The power of the hobbyist
Many believe hobbyist woodworkers couldn’t possibly be as good, fast, and talented as pros, but Vic Tesolin argues this is a silly notion.
There are two ways that I often hear the term “hobbyist” being thrown around. The first is by “professional” woodworkers and is usually in a disparaging tone. Like a hobbyist couldn’t possibly be as good, fast, and talented as a pro. The other way is by hobbyists themselves and is usually preceded by the words “I’m just a …”. In either case, I don’t understand why this is.
Just because a person charges money for their woodworking doesn’t mean that they are necessarily any good at it. You’d be shocked at what non-woodworking patrons will not notice or care about. To my way of thinking, being a professional woodworker can mean that you are a slave to the grind. I’ve been there and it isn’t always fun and pretty. It’s not often that you get to do the kind of woodworking that you want and often times you are left begging to be paid for the work that you do complete. Not to mention having to do all of the other drudgery like bookkeeping, accounting, website upkeep, and marketing. All of these tasks need doing and no one person is good at them all. When you’re a small, one-person shop, putting food on the table can be difficult. The other thing to keep in mind is that even the most successful furniture makers often supplement their incomes with teaching and writing.
A few years ago I turned furniture making into a hobby, and this ended up being the best decision I could have made for my overall well-being. For a while there I was starting to dislike woodworking because of all the other stuff I mentioned earlier. Add more pressure to the situation by having a young family and wanting to contribute to the household income, and the stress wasn’t good. Getting a job outside of furniture making allowed me the freedom to build what I wanted, when I wanted. I’ve stayed in the woodworking industry all these years, but what I make in my hobbyist shop simply brings in play money to help feed a healthy tool addiction.

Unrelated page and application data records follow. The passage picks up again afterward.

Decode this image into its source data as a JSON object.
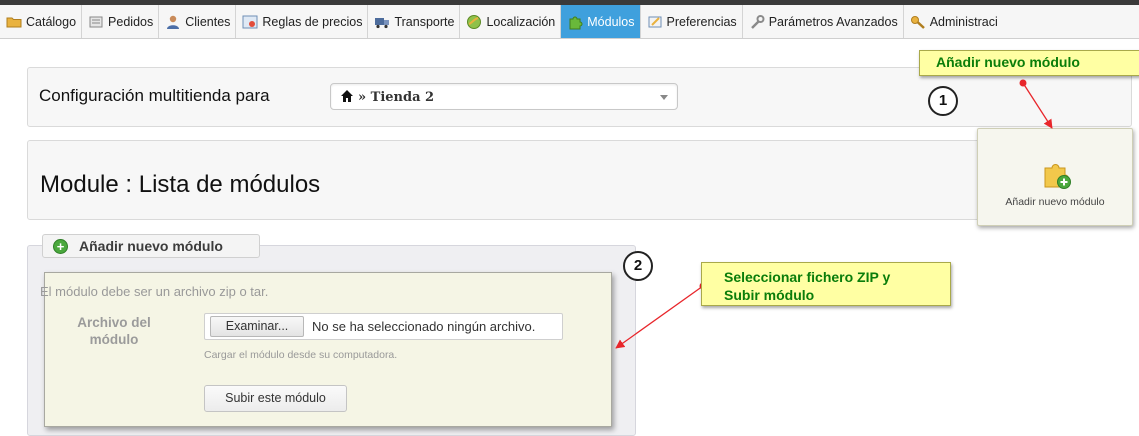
{
  "nav": {
    "tabs": [
      {
        "label": "Catálogo",
        "icon": "folder-icon"
      },
      {
        "label": "Pedidos",
        "icon": "cart-icon"
      },
      {
        "label": "Clientes",
        "icon": "users-icon"
      },
      {
        "label": "Reglas de precios",
        "icon": "price-rules-icon"
      },
      {
        "label": "Transporte",
        "icon": "truck-icon"
      },
      {
        "label": "Localización",
        "icon": "globe-icon"
      },
      {
        "label": "Módulos",
        "icon": "puzzle-icon",
        "active": true
      },
      {
        "label": "Preferencias",
        "icon": "preferences-icon"
      },
      {
        "label": "Parámetros Avanzados",
        "icon": "wrench-icon"
      },
      {
        "label": "Administraci",
        "icon": "key-icon"
      }
    ],
    "active_color": "#3fa0dd"
  },
  "multistore": {
    "label": "Configuración multitienda para",
    "selected_shop": "» Tienda 2"
  },
  "header": {
    "title": "Module : Lista de módulos",
    "add_module_button": "Añadir nuevo módulo"
  },
  "annotations": {
    "note_top": "Añadir nuevo módulo",
    "note_middle_line1": "Seleccionar fichero ZIP y",
    "note_middle_line2": "Subir módulo",
    "step1": "1",
    "step2": "2",
    "note_color": "#ffffa3",
    "text_color": "#0a7d0a",
    "arrow_color": "#e8262b"
  },
  "upload_form": {
    "legend": "Añadir nuevo módulo",
    "description": "El módulo debe ser un archivo zip o tar.",
    "file_label_line1": "Archivo del",
    "file_label_line2": "módulo",
    "browse_button": "Examinar...",
    "no_file_text": "No se ha seleccionado ningún archivo.",
    "hint": "Cargar el módulo desde su computadora.",
    "submit_button": "Subir este módulo"
  }
}
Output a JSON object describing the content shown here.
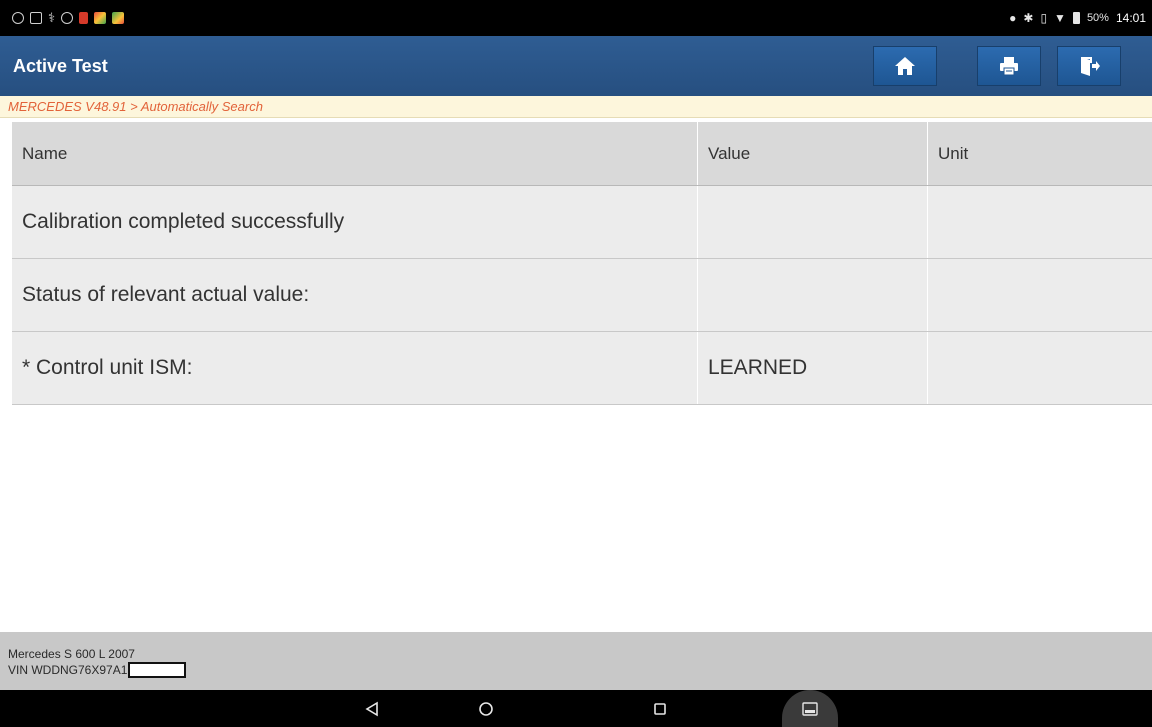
{
  "status_bar": {
    "left_icons": [
      "settings-icon",
      "screenshot-icon",
      "stethoscope-icon",
      "aperture-icon",
      "low-battery-icon",
      "app-icon",
      "app-icon"
    ],
    "right_icons": [
      "location-icon",
      "bluetooth-icon",
      "vibrate-icon",
      "wifi-icon",
      "battery-icon"
    ],
    "battery": "50%",
    "time": "14:01"
  },
  "header": {
    "title": "Active Test",
    "buttons": [
      "home-icon",
      "print-icon",
      "exit-icon"
    ]
  },
  "breadcrumb": "MERCEDES V48.91 > Automatically Search",
  "table": {
    "columns": [
      "Name",
      "Value",
      "Unit"
    ],
    "rows": [
      [
        "Calibration completed successfully",
        "",
        ""
      ],
      [
        "Status of relevant actual value:",
        "",
        ""
      ],
      [
        "* Control unit ISM:",
        "LEARNED",
        ""
      ]
    ]
  },
  "footer": {
    "vehicle": "Mercedes S 600 L 2007",
    "vin": "VIN WDDNG76X97A1"
  },
  "nav_bar": [
    "back-icon",
    "home-circle-icon",
    "recents-icon",
    "gallery-icon"
  ],
  "colors": {
    "header_bg": "#2a5687",
    "breadcrumb_text": "#e2633a",
    "breadcrumb_bg": "#fdf6dc",
    "table_header_bg": "#d9d9d9",
    "table_row_bg": "#ececec",
    "footer_bg": "#c8c8c8"
  }
}
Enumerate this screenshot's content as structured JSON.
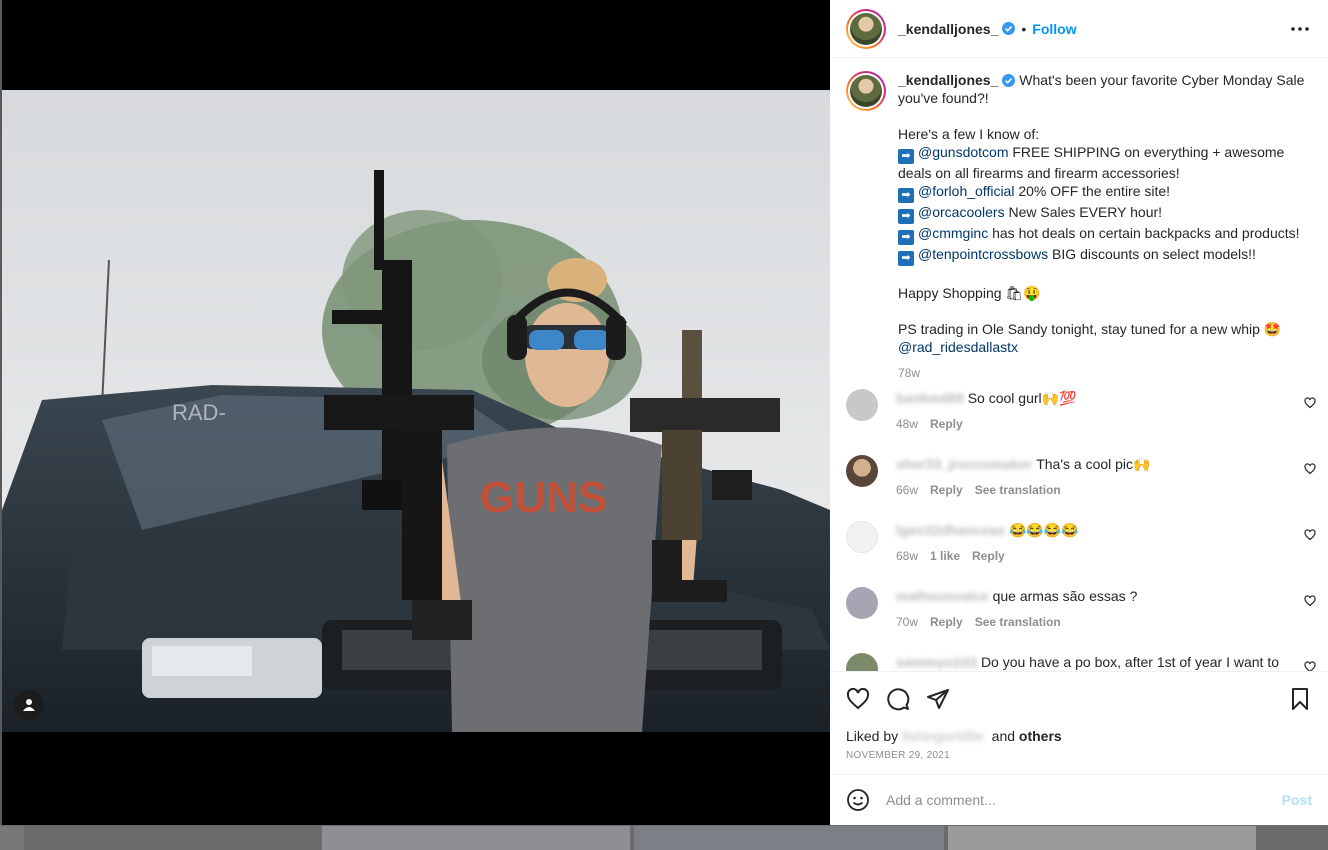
{
  "post": {
    "username": "_kendalljones_",
    "follow_label": "Follow",
    "dot": "•"
  },
  "caption": {
    "username": "_kendalljones_",
    "line1": "What's been your favorite Cyber Monday Sale you've found?!",
    "intro": "Here's a few I know of:",
    "arrow": "➡",
    "items": [
      {
        "mention": "@gunsdotcom",
        "text": " FREE SHIPPING on everything + awesome deals on all firearms and firearm accessories!"
      },
      {
        "mention": "@forloh_official",
        "text": " 20% OFF the entire site!"
      },
      {
        "mention": "@orcacoolers",
        "text": " New Sales EVERY hour!"
      },
      {
        "mention": "@cmmginc",
        "text": " has hot deals on certain backpacks and products!"
      },
      {
        "mention": "@tenpointcrossbows",
        "text": " BIG discounts on select models!!"
      }
    ],
    "shopping": "Happy Shopping 🛍🤑",
    "ps": "PS trading in Ole Sandy tonight, stay tuned for a new whip 🤩",
    "ps_mention": "@rad_ridesdallastx",
    "time": "78w"
  },
  "comments": [
    {
      "name": "bankwd89",
      "text": "So cool gurl🙌💯",
      "time": "48w",
      "likes": "",
      "reply": "Reply",
      "translate": "",
      "avatar_color": "#c8c8c8"
    },
    {
      "name": "sher33_jroccomaker",
      "text": "Tha's a cool pic🙌",
      "time": "66w",
      "likes": "",
      "reply": "Reply",
      "translate": "See translation",
      "avatar_color": "#6b5344"
    },
    {
      "name": "lgeo32dhanceas",
      "text": "😂😂😂😂",
      "time": "68w",
      "likes": "1 like",
      "reply": "Reply",
      "translate": "",
      "avatar_color": "#f0f0f0"
    },
    {
      "name": "matheusvalce",
      "text": "que armas são essas ?",
      "time": "70w",
      "likes": "",
      "reply": "Reply",
      "translate": "See translation",
      "avatar_color": "#a8a4b4"
    },
    {
      "name": "sammyo2d3",
      "text": "Do you have a po box, after 1st of year I want to",
      "time": "",
      "likes": "",
      "reply": "",
      "translate": "",
      "avatar_color": "#7a8a6a"
    }
  ],
  "likes": {
    "prefix": "Liked by",
    "name": "fishingwrld9e",
    "and": "and",
    "others": "others"
  },
  "date": "NOVEMBER 29, 2021",
  "add_comment": {
    "placeholder": "Add a comment...",
    "post_label": "Post"
  },
  "photo": {
    "windshield_text": "RAD-",
    "shirt_text": "GUNS"
  },
  "colors": {
    "link": "#0095f6",
    "mention": "#00376b",
    "muted": "#8e8e8e"
  }
}
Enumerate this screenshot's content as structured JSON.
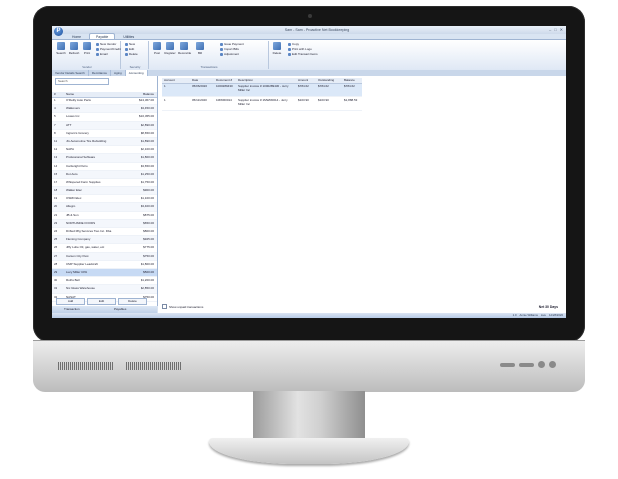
{
  "window": {
    "title": "Sam - Sam - Proactive Net Bookkeeping",
    "app_initial": "P"
  },
  "ribbon_tabs": [
    "Home",
    "Payable",
    "Utilities"
  ],
  "ribbon": {
    "groups": [
      {
        "label": "Vendor",
        "buttons": [
          "Search",
          "Refresh",
          "Print"
        ],
        "small": [
          "New Vendor",
          "Payment/Credit",
          "Email"
        ]
      },
      {
        "label": "Security",
        "small": [
          "New",
          "Edit",
          "Delete"
        ]
      },
      {
        "label": "Transactions",
        "buttons": [
          "Post",
          "Register",
          "Reconcile",
          "Bill"
        ],
        "small": [
          "Issue Payment",
          "Import Bills",
          "Adjustment"
        ]
      },
      {
        "label": "",
        "buttons": [
          "Delete",
          "Print"
        ],
        "small": [
          "Copy",
          "Print with Logo",
          "Edit Transact Items"
        ]
      }
    ]
  },
  "subtabs": [
    "Vendor Details Search",
    "Remittance",
    "Aging",
    "Accounting"
  ],
  "left": {
    "search_label": "Search",
    "columns": [
      "#",
      "Name",
      "Balance"
    ],
    "vendors": [
      {
        "id": "1",
        "name": "O'Reilly Auto Parts",
        "balance": "$24,367.00"
      },
      {
        "id": "4",
        "name": "Walkovers",
        "balance": "$3,450.00"
      },
      {
        "id": "5",
        "name": "Lowes Inc",
        "balance": "$10,455.00"
      },
      {
        "id": "7",
        "name": "ATT",
        "balance": "$2,890.00"
      },
      {
        "id": "8",
        "name": "Ingram's Grocery",
        "balance": "$8,650.00"
      },
      {
        "id": "11",
        "name": "JG Automotive Tire Rebuilding",
        "balance": "$1,890.00"
      },
      {
        "id": "12",
        "name": "NAPA",
        "balance": "$2,100.00"
      },
      {
        "id": "13",
        "name": "Professional Software",
        "balance": "$1,800.00"
      },
      {
        "id": "14",
        "name": "Cartwright Petro",
        "balance": "$3,650.00"
      },
      {
        "id": "15",
        "name": "Dot Auto",
        "balance": "$1,250.00"
      },
      {
        "id": "17",
        "name": "Whispered Farm Supplies",
        "balance": "$1,750.00"
      },
      {
        "id": "18",
        "name": "Walker Elec",
        "balance": "$900.00"
      },
      {
        "id": "19",
        "name": "OSRD Elec",
        "balance": "$1,100.00"
      },
      {
        "id": "20",
        "name": "Allegro",
        "balance": "$3,400.00"
      },
      {
        "id": "21",
        "name": "JB & Son",
        "balance": "$875.00"
      },
      {
        "id": "23",
        "name": "NORTHSIDE FOODS",
        "balance": "$650.00"
      },
      {
        "id": "24",
        "name": "Drifted Mfg Services Two Inc. Dba",
        "balance": "$800.00"
      },
      {
        "id": "25",
        "name": "Fleming Company",
        "balance": "$925.00"
      },
      {
        "id": "26",
        "name": "Jiffy Lube Oil, gas, water, etc",
        "balance": "$775.00"
      },
      {
        "id": "27",
        "name": "Carson City Pest",
        "balance": "$750.00"
      },
      {
        "id": "28",
        "name": "CMP Supplier Leadcraft",
        "balance": "$1,800.00"
      },
      {
        "id": "29",
        "name": "Lucy Miller CPA",
        "balance": "$500.00"
      },
      {
        "id": "30",
        "name": "Ruths Bell",
        "balance": "$1,200.00"
      },
      {
        "id": "31",
        "name": "Nix Glass Warehouse",
        "balance": "$2,850.00"
      },
      {
        "id": "32",
        "name": "NASAT",
        "balance": "$750.00"
      }
    ],
    "buttons": [
      "Add",
      "Edit",
      "Delete"
    ],
    "nav": [
      "Transaction",
      "Payables"
    ]
  },
  "main": {
    "columns": [
      "Account",
      "Date",
      "Document #",
      "Description",
      "Amount",
      "Outstanding",
      "Balance"
    ],
    "rows": [
      {
        "account": "1",
        "date": "05/06/2020",
        "doc": "1000289430",
        "desc": "Supplier invoice # 1000289430 - Jerry Miller Inc",
        "amount": "$784.62",
        "outstanding": "$784.62",
        "balance": "$784.62"
      },
      {
        "account": "1",
        "date": "05/11/2020",
        "doc": "1MWR0014",
        "desc": "Supplier invoice # 1MWR0014 - Jerry Miller Inc",
        "amount": "$103.90",
        "outstanding": "$103.90",
        "balance": "$1,888.53"
      }
    ],
    "show_unpaid": "Show unpaid transactions",
    "net_label": "Net 30 Days"
  },
  "status": [
    "1.0",
    "Annie Williams",
    "Live",
    "12/28/2020"
  ]
}
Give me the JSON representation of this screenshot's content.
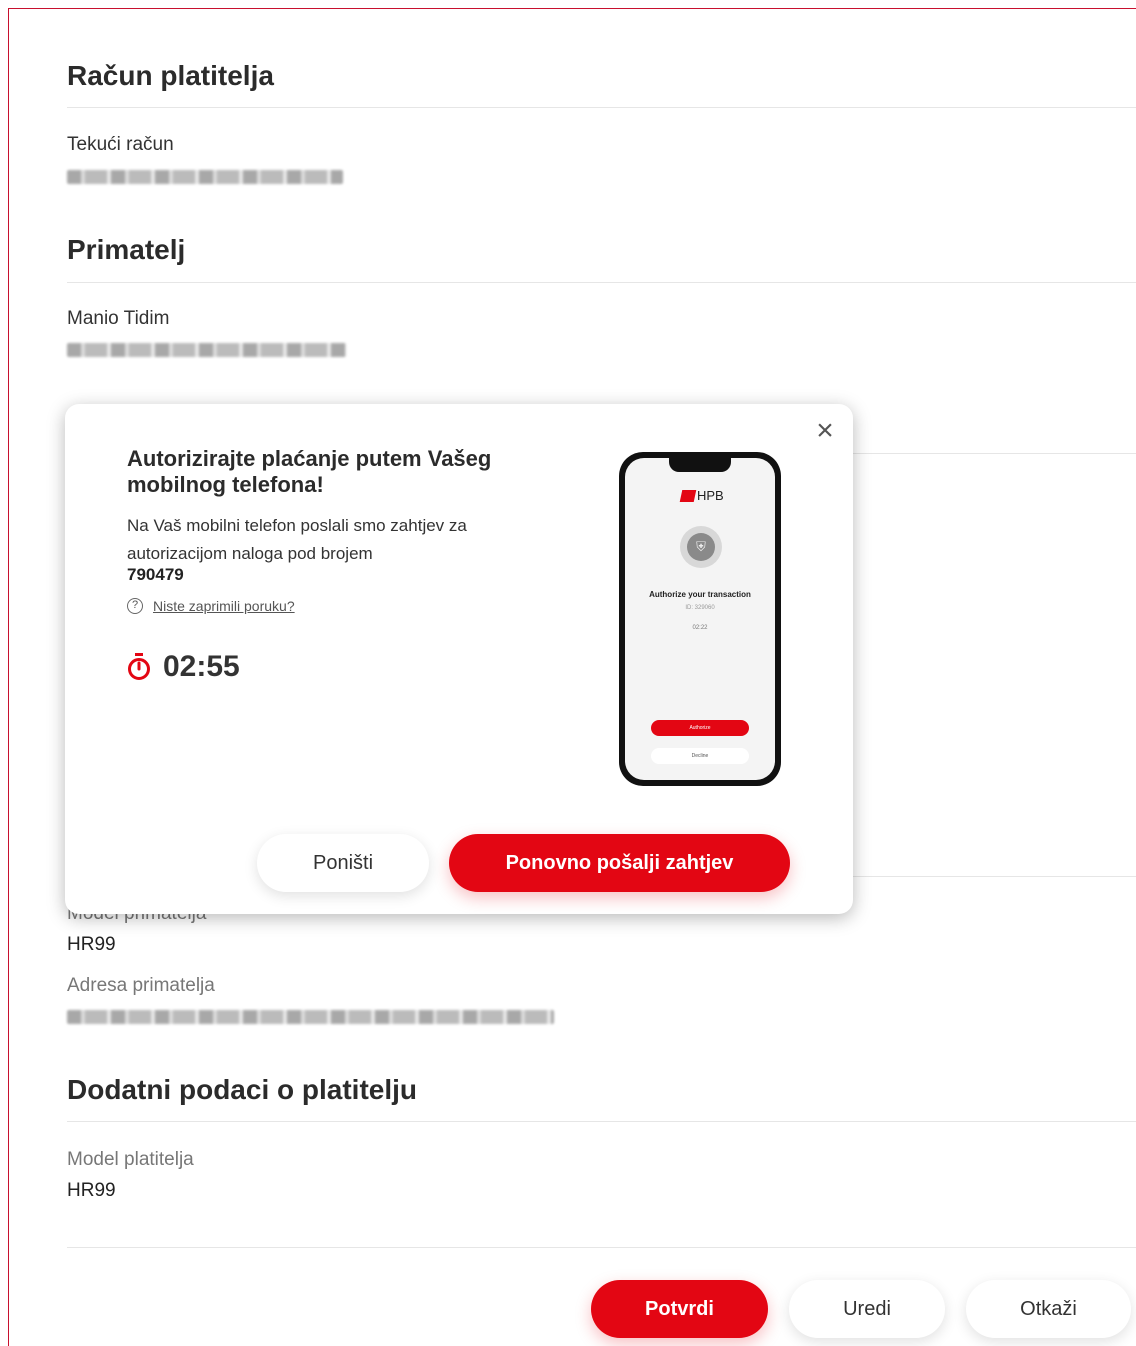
{
  "sections": {
    "payer_account": {
      "title": "Račun platitelja",
      "label": "Tekući račun"
    },
    "recipient": {
      "title": "Primatelj",
      "name": "Manio Tidim"
    },
    "recipient_details": {
      "model_label": "Model primatelja",
      "model_value": "HR99",
      "address_label": "Adresa primatelja"
    },
    "payer_extra": {
      "title": "Dodatni podaci o platitelju",
      "model_label": "Model platitelja",
      "model_value": "HR99"
    }
  },
  "actions": {
    "confirm": "Potvrdi",
    "edit": "Uredi",
    "cancel": "Otkaži"
  },
  "modal": {
    "title": "Autorizirajte plaćanje putem Vašeg mobilnog telefona!",
    "text": "Na Vaš mobilni telefon poslali smo zahtjev za autorizacijom naloga pod brojem",
    "order_number": "790479",
    "help_link": "Niste zaprimili poruku?",
    "timer": "02:55",
    "cancel_button": "Poništi",
    "resend_button": "Ponovno pošalji zahtjev",
    "phone": {
      "logo": "HPB",
      "auth_title": "Authorize your transaction",
      "auth_id": "ID: 329060",
      "auth_time": "02:22",
      "authorize_btn": "Authorize",
      "decline_btn": "Decline"
    }
  },
  "colors": {
    "accent": "#e30613",
    "frame": "#c8102e"
  }
}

So please don’t be ashamed of your hobbyist designation. Hobbyists get to explore as many (or as few) aspects of the craft as they want. They don’t have the pressure of putting food on the table and making rent, so they can do whatever they want. No rabbit holes are off limits for the hobbyist because in the end it’s just your personal time and some materials. So, go ahead, be a proud hobbyist, and hold your chest out with pride.